While the spread of COVID-19 continues to impact the country, advisors could have better prepared clients for the chaos by relaying the inevitability of unforeseen events and finding ways to mitigate their impact, according to panelists speaking at the virtual Riskalyze Fearless Week conference. The session also looked ahead to what was in store for advisors and clients in the coming year.
Bill Simonet, a managing principal at the central Texas-based Simonet Financial Group, said his existing clients had already been ready for this kind of unforeseen change that might wreak havoc in the market and in their own lives. He cited death, disability, disease, living longer and (at times) divorce as examples of the kinds of changes that any investor could find difficult to predict.
“If you were working with me for a year or more, you were well-prepared that things may change, and one of the things we were trying to prepare you for was that we can’t control the things we don’t know about,” he said. “What’s important for you is to have a path. Where the conversations with existing clients have gone is ‘can you reaffirm that we can continue on this path? Can we still retire in five, 10 or 15 years?’”
Additionally, some firms already had clients all across the country and were adept at conducting virtual client meetings even before the pandemic hit.
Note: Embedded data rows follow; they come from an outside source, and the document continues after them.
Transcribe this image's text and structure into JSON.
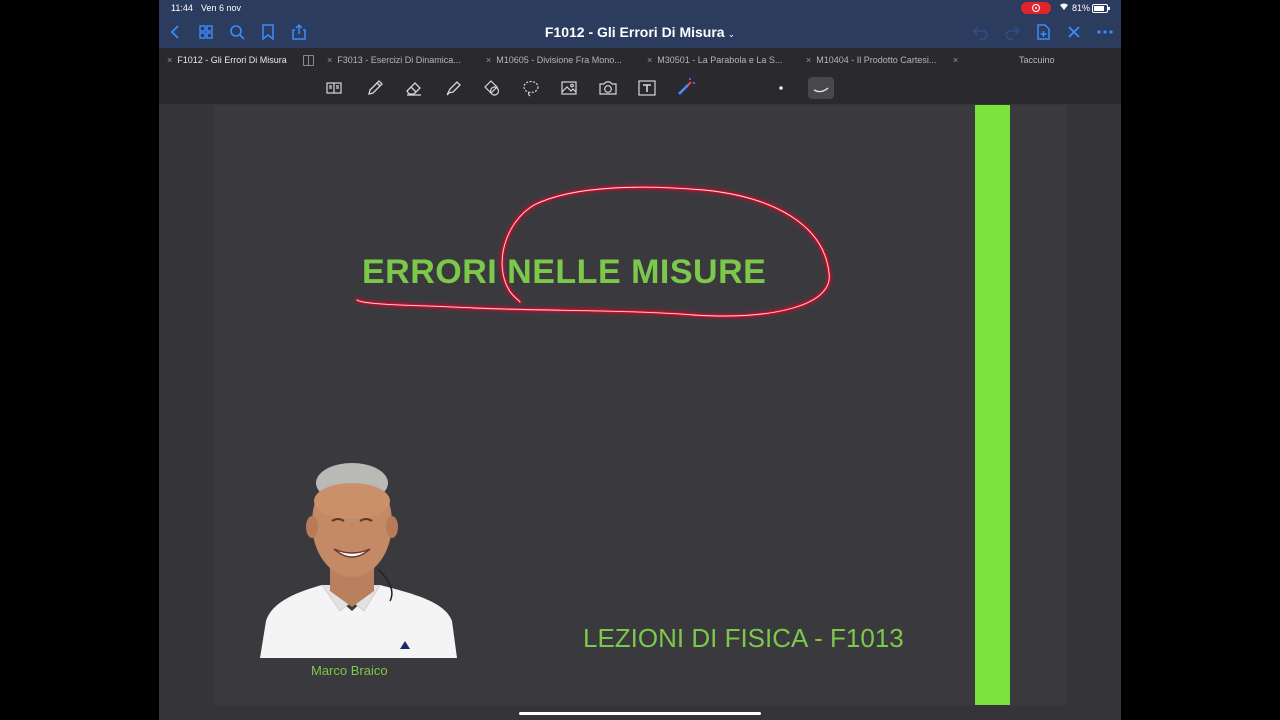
{
  "status_bar": {
    "time": "11:44",
    "date": "Ven 6 nov",
    "battery": "81%"
  },
  "nav": {
    "title": "F1012 - Gli Errori Di Misura",
    "title_chevron": "⌄"
  },
  "tabs": [
    {
      "label": "F1012 - Gli Errori Di Misura",
      "active": true
    },
    {
      "label": "F3013 - Esercizi Di Dinamica...",
      "active": false
    },
    {
      "label": "M10605 - Divisione Fra Mono...",
      "active": false
    },
    {
      "label": "M30501 - La Parabola e La S...",
      "active": false
    },
    {
      "label": "M10404 - Il Prodotto  Cartesi...",
      "active": false
    }
  ],
  "tab_close": "×",
  "notebook_label": "Taccuino",
  "page": {
    "heading": "ERRORI NELLE MISURE",
    "subtitle": "LEZIONI DI FISICA - F1013",
    "author": "Marco Braico"
  },
  "colors": {
    "accent": "#3b8cff",
    "nav_bg": "#2b3c5e",
    "text_green": "#7cc84a",
    "strip_green": "#7be33e",
    "ink_red": "#e0102a",
    "record_red": "#e0242b"
  },
  "icons": {
    "nav_left": [
      "back-icon",
      "grid-icon",
      "search-icon",
      "bookmark-icon",
      "share-icon"
    ],
    "nav_right": [
      "undo-icon",
      "redo-icon",
      "add-page-icon",
      "close-icon",
      "more-icon"
    ],
    "tools": [
      "read-mode-icon",
      "pen-icon",
      "eraser-icon",
      "highlighter-icon",
      "shapes-icon",
      "lasso-icon",
      "image-icon",
      "camera-icon",
      "text-icon",
      "laser-pointer-icon",
      "dot-size-icon",
      "stroke-icon"
    ]
  }
}
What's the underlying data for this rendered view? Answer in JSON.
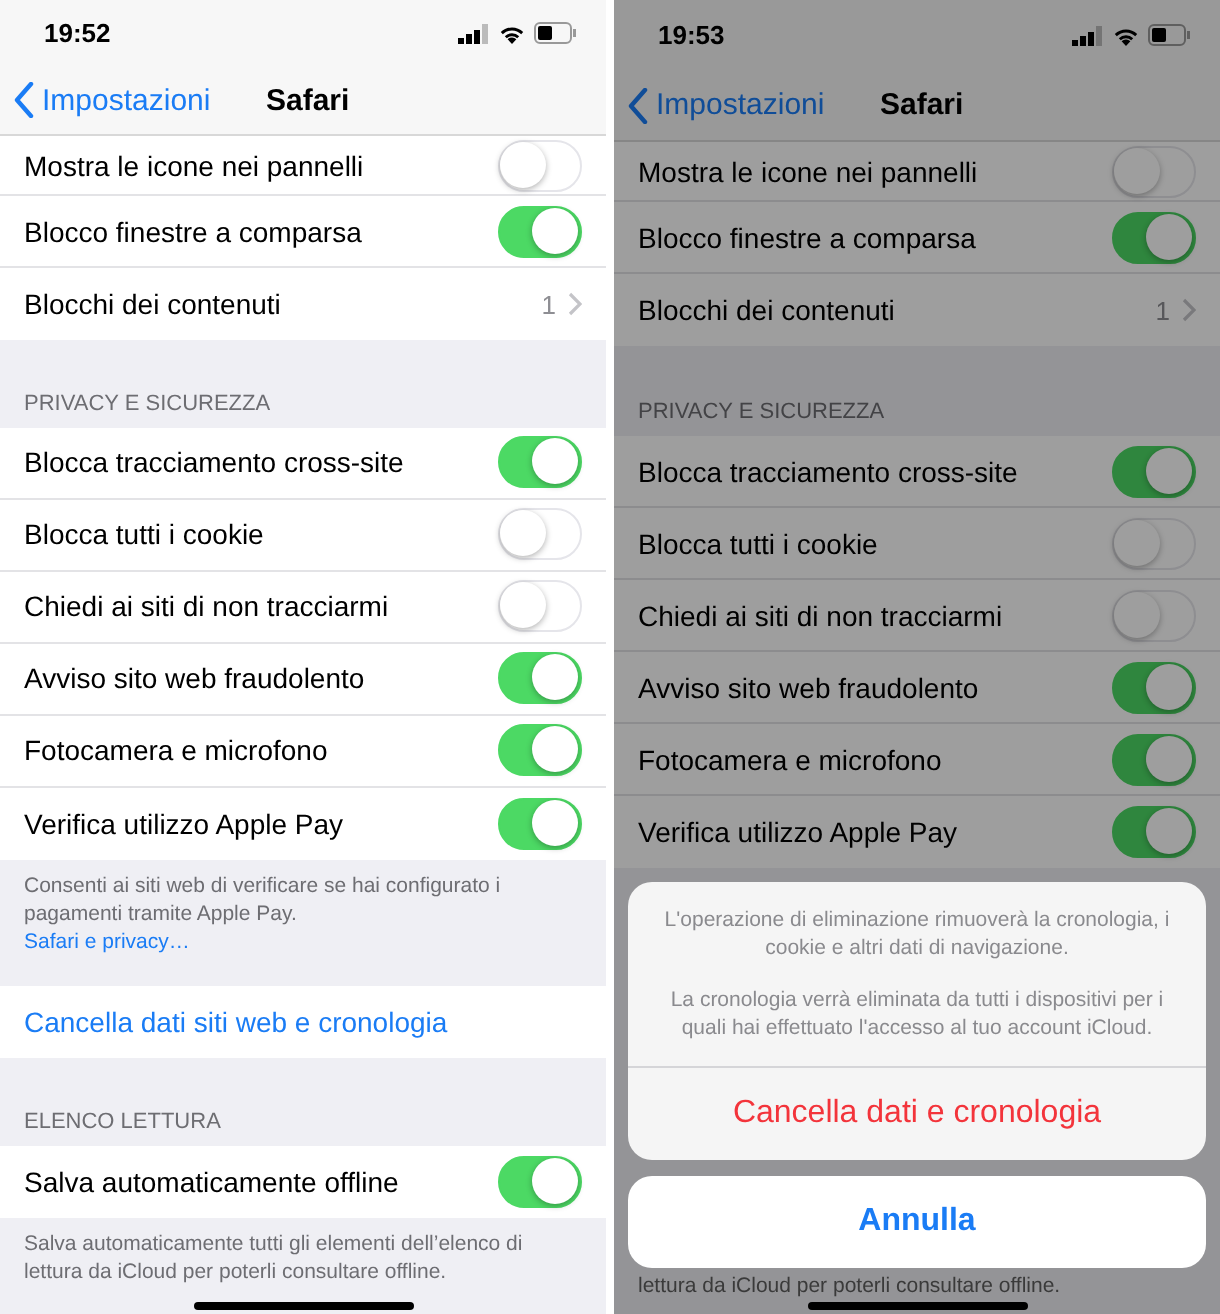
{
  "panels": [
    {
      "status_bar": {
        "time": "19:52"
      },
      "nav": {
        "back": "Impostazioni",
        "title": "Safari"
      },
      "dimmed": false,
      "sections": [
        {
          "rows": [
            {
              "kind": "toggle",
              "label": "Mostra le icone nei pannelli",
              "on": false
            },
            {
              "kind": "toggle",
              "label": "Blocco finestre a comparsa",
              "on": true
            },
            {
              "kind": "value",
              "label": "Blocchi dei contenuti",
              "value": "1"
            }
          ]
        },
        {
          "header": "PRIVACY E SICUREZZA",
          "rows": [
            {
              "kind": "toggle",
              "label": "Blocca tracciamento cross-site",
              "on": true
            },
            {
              "kind": "toggle",
              "label": "Blocca tutti i cookie",
              "on": false
            },
            {
              "kind": "toggle",
              "label": "Chiedi ai siti di non tracciarmi",
              "on": false
            },
            {
              "kind": "toggle",
              "label": "Avviso sito web fraudolento",
              "on": true
            },
            {
              "kind": "toggle",
              "label": "Fotocamera e microfono",
              "on": true
            },
            {
              "kind": "toggle",
              "label": "Verifica utilizzo Apple Pay",
              "on": true
            }
          ],
          "footer": {
            "text": "Consenti ai siti web di verificare se hai configurato i pagamenti tramite Apple Pay.",
            "link": "Safari e privacy…"
          }
        },
        {
          "rows": [
            {
              "kind": "action",
              "label": "Cancella dati siti web e cronologia"
            }
          ]
        },
        {
          "header": "ELENCO LETTURA",
          "rows": [
            {
              "kind": "toggle",
              "label": "Salva automaticamente offline",
              "on": true
            }
          ],
          "footer": {
            "text": "Salva automaticamente tutti gli elementi dell’elenco di lettura da iCloud per poterli consultare offline."
          }
        }
      ]
    },
    {
      "status_bar": {
        "time": "19:53"
      },
      "nav": {
        "back": "Impostazioni",
        "title": "Safari"
      },
      "dimmed": true,
      "sections": [
        {
          "rows": [
            {
              "kind": "toggle",
              "label": "Mostra le icone nei pannelli",
              "on": false
            },
            {
              "kind": "toggle",
              "label": "Blocco finestre a comparsa",
              "on": true
            },
            {
              "kind": "value",
              "label": "Blocchi dei contenuti",
              "value": "1"
            }
          ]
        },
        {
          "header": "PRIVACY E SICUREZZA",
          "rows": [
            {
              "kind": "toggle",
              "label": "Blocca tracciamento cross-site",
              "on": true
            },
            {
              "kind": "toggle",
              "label": "Blocca tutti i cookie",
              "on": false
            },
            {
              "kind": "toggle",
              "label": "Chiedi ai siti di non tracciarmi",
              "on": false
            },
            {
              "kind": "toggle",
              "label": "Avviso sito web fraudolento",
              "on": true
            },
            {
              "kind": "toggle",
              "label": "Fotocamera e microfono",
              "on": true
            },
            {
              "kind": "toggle",
              "label": "Verifica utilizzo Apple Pay",
              "on": true
            }
          ]
        }
      ],
      "action_sheet": {
        "message": [
          "L'operazione di eliminazione rimuoverà la cronologia, i cookie e altri dati di navigazione.",
          "La cronologia verrà eliminata da tutti i dispositivi per i quali hai effettuato l'accesso al tuo account iCloud."
        ],
        "destructive": "Cancella dati e cronologia",
        "cancel": "Annulla"
      },
      "bottom_text": "lettura da iCloud per poterli consultare offline."
    }
  ]
}
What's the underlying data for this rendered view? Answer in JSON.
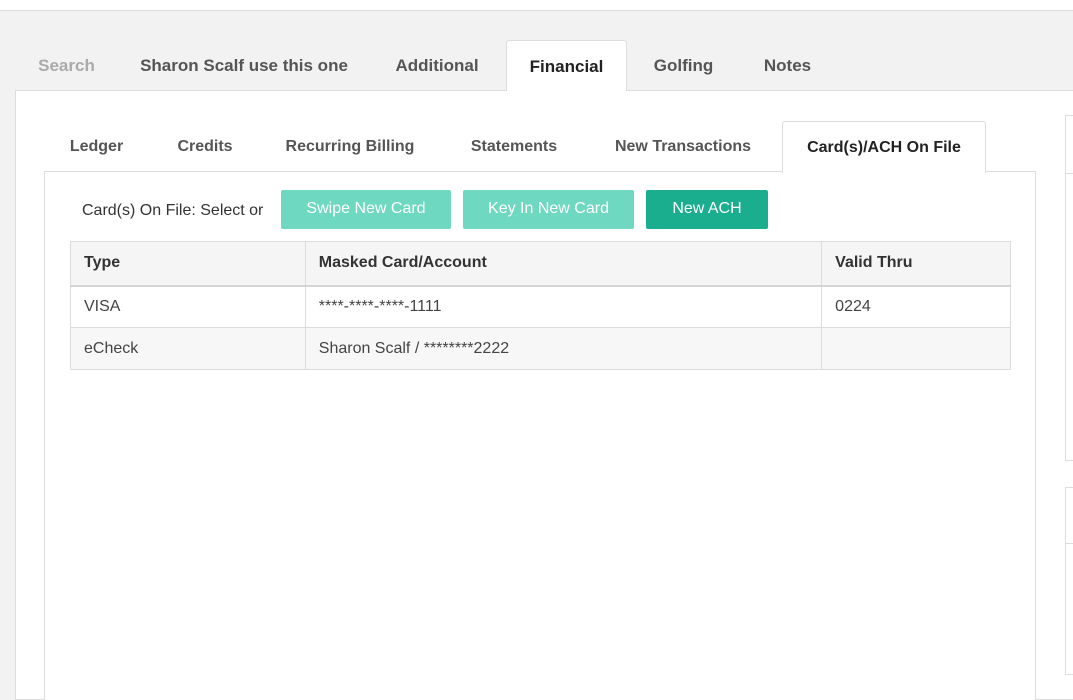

René Nourse, founder of Los Angeles-based Urban Wealth Management Group, said the firm often held virtual meetings for clients who preferred it even when they lived only 10 miles away.
The panel, which also included Sara Glakas, founder of Austin, Texas-based Black Barn Financial and moderator Gavin Spitzner, president of N.J.'s Wealth Consulting Partners, also discussed the importance of client segmentation in firm growth and the need for a greater focus on diversity in both the financial services workforce and client base.
“I would say we still have a lot of work to do,” Nourse said, on improving diversity among clients and advisors. “The good news is that a lot of people and firms in this industry are paying attention to the fact that some changes need to take place.”
Nourse also noted that using assets under management as a barometer for taking on a client could be problematic, citing data showing the liquid assets of a typical white family was about $170,000, compared to $17,000 for the average Black family.
Simonet said that many Black men and women might be reluctant to invest, preferring tangible assets that can be transferred to children without fear of it being taken. He also said that the paltry number of financial institutions and options in the Black and brown communities exacerbated the problem.
“Black and brown people spend trillions of dollars and put money into this economy on an ongoing basis,” he said. “Yet, in terms of representation, banks, transportation, financial institutions, you won’t find those in areas of color that you will in areas that are upper-class or primarily Caucasian. You just won’t.”
Simonet said he often speaks to churches, youth groups and other organizations to relate his story, and show that there are paths and career options that lead to success, but that the support system must be stronger.
“What we’ve done as a firm is we’ve made it a mission and made it a passion of ours to be a part of any conversation that allows us to further the opportunities and chances to take that step to be successful, because it just flat out is not enough as it stands now,” he said.
Glakas spoke about how she found the kinds of clients who would best propel her firm forward. She recalled an airline flight several years ago in which she started writing the adjectives that would describe the kind of clients that are the greatest to work with. She found that she sought clients who were forward-looking and brave, while being optimistic and competitive with a growth mindset. This enabled her to focus on the clients who would offer the best chance at a successful partnership.
“Who are the clients who are a joy to work with?” she asked. “And how do we duplicate that?